Updated: Apr 27
I was listening to a piece of Debussy and turned to a friend, asking him if he thought green or grey was the most prominent colour in the music. He looked at me with a blank face and a look of bemusement. I was 20 and up until that point I thought that everyone experienced a sense of colour when listening to music. I had never really discussed this with anyone and it was a shock that this was something unusual. Further research led me to the discovery of synaesthesia*; a blending of the senses that aren't normally connected.
The word “synaesthesia” comes from the Greek words: “synth” (which means “together”) and “ethesia” (“perception"). There are many types of synaesthesia which include tasting words, assigning colours to words or numbers, hearing colours and feeling the sensation that another person feels. I predominantly experience Chromesthesia; I associate colour with sound (and sometimes taste) and often a chord or timbre will trigger a very clear image of a landscape or place. I have also recently discovered I experience another rarer strand of synaesthesia called misophonia; certain noises trigger negative emotion and irrational annoyance, for instance the squashing of a can, or the sound of someone rattling crisp packets and pens clicking!
To put some of this into context, there have been many well known artists and musicians who have experienced synaesthesia, with this becoming an intrinsic part of their creative process.
WELL KNOWN SYNAESTHETES:
WASSILY KANDINSKY - Is synonymous with his colour / sound association and once said, “the sound of colours is so definite that it would be hard to find anyone who would express bright yellow with bass notes or dark lake with treble.”
DUKE ELLINGTON had synesthesia and it affected him in a rather unique way. he claimed that certain notes from one musician would be one colour while the same notes played by other musicians would be different colours.
OLIVER MESSIAEN is perhaps one of the most widely documented contemporary composers to experience synaesthesia. Colour was heavily connected to scales and modes. In the Excerpt of La Rousserolle Effarvatte below, the composer’s colour indications are literally written within the score.
Along with birdsong, colour was of huge significance in Messiaen's world
Editions Alphonse Leduc.
SEEING MUSIC, HEARING COLOUR; THE PROJECT.

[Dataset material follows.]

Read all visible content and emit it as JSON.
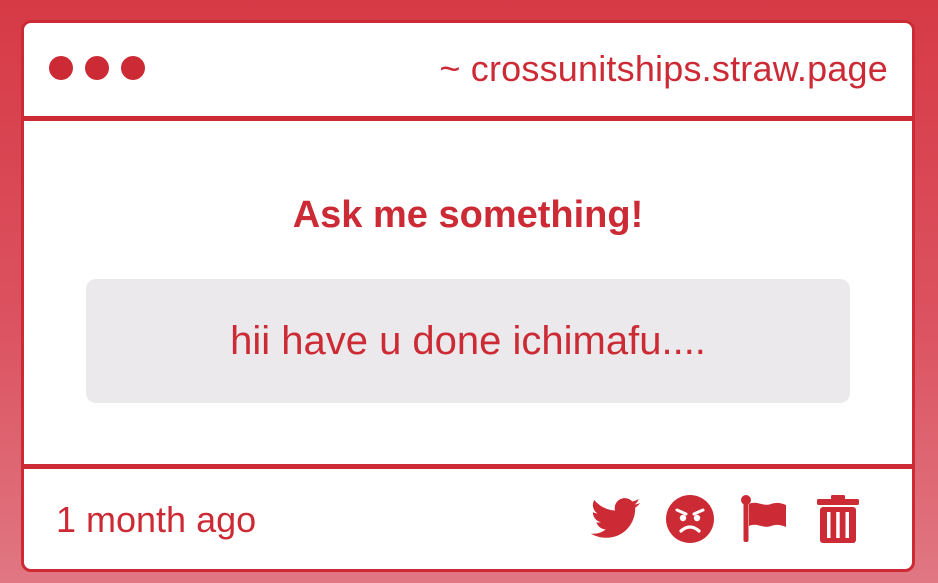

This project has been in the making (in my own head!) for many years. I was writing a commissioned opera when Covid-19 hit and all funding was withdrawn as the performance could not go ahead within the allocated timescale. At this point I was reflecting more on my experience of synaesthesia and how this informed my creative process. I was also very curious about how non-synaesthetes may experience colour as sound, if indeed this was a consideration at all. I wanted to work with a cross section of individuals and use colour and music as not only a stimulus but as a therapeutic tool. Funding bids were successful and I teamed up with an art therapist and a group of amazing musicians who I knew would work well with the individuals from the schools and community groups I wanted to include. The process has been amazing, inspiring, challenging, informative, emotional and highly enjoyable. As a team we have experienced our own personal journeys and we look forward to exploring our thoughts and processes throughout this series of blogs.